By Cynthia E. Keen, staff writer
    November 18, 2010

    Tuesday, November 30 | 11:00 a.m.-11:10 a.m. | SSG08-04 | Room S402AB
    For all their attributes, structured reporting templates can be cumbersome and tedious for radiologists to use compared with conventional dictation or dictation using speech recognition systems and macros.

    In this presentation, a research team from Stanford University School of Medicine in Stanford, CA, will describe how they developed and validated a natural language processor (NLP) that identifies semantic content in knee MRI statements from unstructured text, and automatically generates full, structured knee MRI reports.

    "No, it isn't magic," Bao H. Do, MD, a clinical instructor in the department of diagnostic radiology, told

    First, the natural language processor processes the whole-knee MRI report. It uses a lexicon of "signals," regular expressions that specify anatomy, disease terms, or findings.

    Each sentence in the report is assigned to one of eight categories in a standardized knee MRI template.

    The semantic categories include joint/effusion/synovitis/loose bodies, menisci, cruciate ligaments, collateral ligaments, extensor mechanism, cartilage, bone and marrow, and miscellaneous, a category that includes muscle, tendon, and Baker's cyst.

    Do will explain how the research team developed the NLP. Two musculoskeletal subspecialists initially reviewed approximately 2,000 sentences from 125 knee reports prepared between 2005 and 2009 to develop the eight semantic categories. An additional 25 knee MRI reports were randomly selected for validation, and accuracy was assessed.

    In the validation study, the NLP classified 381 sentences to the eight categories. Ten sentences in nine reports were inaccurately categorized, with an overall accuracy of 97% per sentence and 64% per report.

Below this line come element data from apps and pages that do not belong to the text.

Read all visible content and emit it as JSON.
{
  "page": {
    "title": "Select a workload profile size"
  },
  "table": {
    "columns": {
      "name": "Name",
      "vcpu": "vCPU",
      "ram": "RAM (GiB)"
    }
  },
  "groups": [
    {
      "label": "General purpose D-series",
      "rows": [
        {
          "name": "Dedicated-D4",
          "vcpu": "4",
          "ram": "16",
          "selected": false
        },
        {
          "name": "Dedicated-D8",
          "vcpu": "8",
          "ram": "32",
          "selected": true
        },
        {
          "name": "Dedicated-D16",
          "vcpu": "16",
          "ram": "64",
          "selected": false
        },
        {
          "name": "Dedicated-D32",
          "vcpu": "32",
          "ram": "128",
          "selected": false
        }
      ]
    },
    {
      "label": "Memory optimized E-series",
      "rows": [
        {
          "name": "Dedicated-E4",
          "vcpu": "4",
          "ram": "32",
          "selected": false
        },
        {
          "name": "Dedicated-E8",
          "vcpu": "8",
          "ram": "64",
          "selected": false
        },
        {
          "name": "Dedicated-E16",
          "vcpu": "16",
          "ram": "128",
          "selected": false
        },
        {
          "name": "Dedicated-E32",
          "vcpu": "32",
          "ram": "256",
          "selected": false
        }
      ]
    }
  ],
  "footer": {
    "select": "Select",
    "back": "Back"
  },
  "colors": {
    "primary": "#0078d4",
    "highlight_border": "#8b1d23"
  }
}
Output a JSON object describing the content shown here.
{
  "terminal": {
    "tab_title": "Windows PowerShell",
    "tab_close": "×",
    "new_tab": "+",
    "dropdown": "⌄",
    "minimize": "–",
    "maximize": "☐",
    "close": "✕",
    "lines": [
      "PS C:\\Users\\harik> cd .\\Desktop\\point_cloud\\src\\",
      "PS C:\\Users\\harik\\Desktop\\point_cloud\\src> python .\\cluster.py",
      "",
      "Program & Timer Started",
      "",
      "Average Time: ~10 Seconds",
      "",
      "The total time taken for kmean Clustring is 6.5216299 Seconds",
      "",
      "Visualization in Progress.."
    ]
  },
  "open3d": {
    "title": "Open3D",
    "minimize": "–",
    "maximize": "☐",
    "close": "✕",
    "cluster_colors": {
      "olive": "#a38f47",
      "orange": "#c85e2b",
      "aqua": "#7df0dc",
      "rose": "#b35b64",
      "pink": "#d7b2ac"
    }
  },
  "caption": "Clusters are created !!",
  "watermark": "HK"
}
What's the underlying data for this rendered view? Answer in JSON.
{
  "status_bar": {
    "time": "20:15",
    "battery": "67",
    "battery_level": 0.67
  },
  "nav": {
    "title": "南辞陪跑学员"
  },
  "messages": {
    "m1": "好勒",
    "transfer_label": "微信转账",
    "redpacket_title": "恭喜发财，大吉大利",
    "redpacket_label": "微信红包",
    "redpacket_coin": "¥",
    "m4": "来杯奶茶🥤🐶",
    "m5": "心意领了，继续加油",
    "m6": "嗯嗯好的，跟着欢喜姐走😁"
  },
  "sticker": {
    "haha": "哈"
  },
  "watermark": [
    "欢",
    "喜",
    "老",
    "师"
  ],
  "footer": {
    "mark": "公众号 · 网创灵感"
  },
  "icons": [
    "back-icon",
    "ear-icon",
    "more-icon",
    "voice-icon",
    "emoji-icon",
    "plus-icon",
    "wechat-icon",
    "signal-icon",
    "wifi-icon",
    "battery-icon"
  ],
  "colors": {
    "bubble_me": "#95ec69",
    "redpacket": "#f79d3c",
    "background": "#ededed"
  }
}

    "We are encouraged by these accuracy rates, but these rates are likely to fall as we expand the capabilities of our NLP to process all types of musculoskeletal reports, not only the knee," Do said.

    At some point in the future, Do expects the development team to integrate the NLP with its speech recognition system. That would enable it to assign sentences to each semantic category in real-time.

    "The significance of this is that the system might provide real-time decision support. For example, if the NLP identifies that a radiologist is describing an abnormal meniscus, the NLP could retrieve classification schemes of meniscal injuries, statistics, and images to aid the radiologist," he said.

    "The key to designing NLP-based automated report structure software is to combine computer programming and informatics knowledge with domain-specific knowledge. The software designer must be familiar with and understand how radiology reports are generated, and where, when, and why a radiologist uses a specific term," Do explained.

    Last Updated np 11/17/2010 2:54:49 PM

    || About || Advertising || || Bookstore || Breast MRI || Career Center || Case of the Day || Communities || Conferences || Contact Us || ECR News 2014 || Education || Equipment Classifieds || Europe || Facebook || Forums || Home || Links || Marketplace || Middle East || Mobile || Molecular Breast Imaging || New Installations || News in Brief || People in the News || Privacy Policy || RSNA News 2013 || Reference || Salary Survey Results || Trends in Radiology || Twitter || Vendor Connect || Webinars || XML/RSS ||

    Copyright © 2021 All Rights Reserved.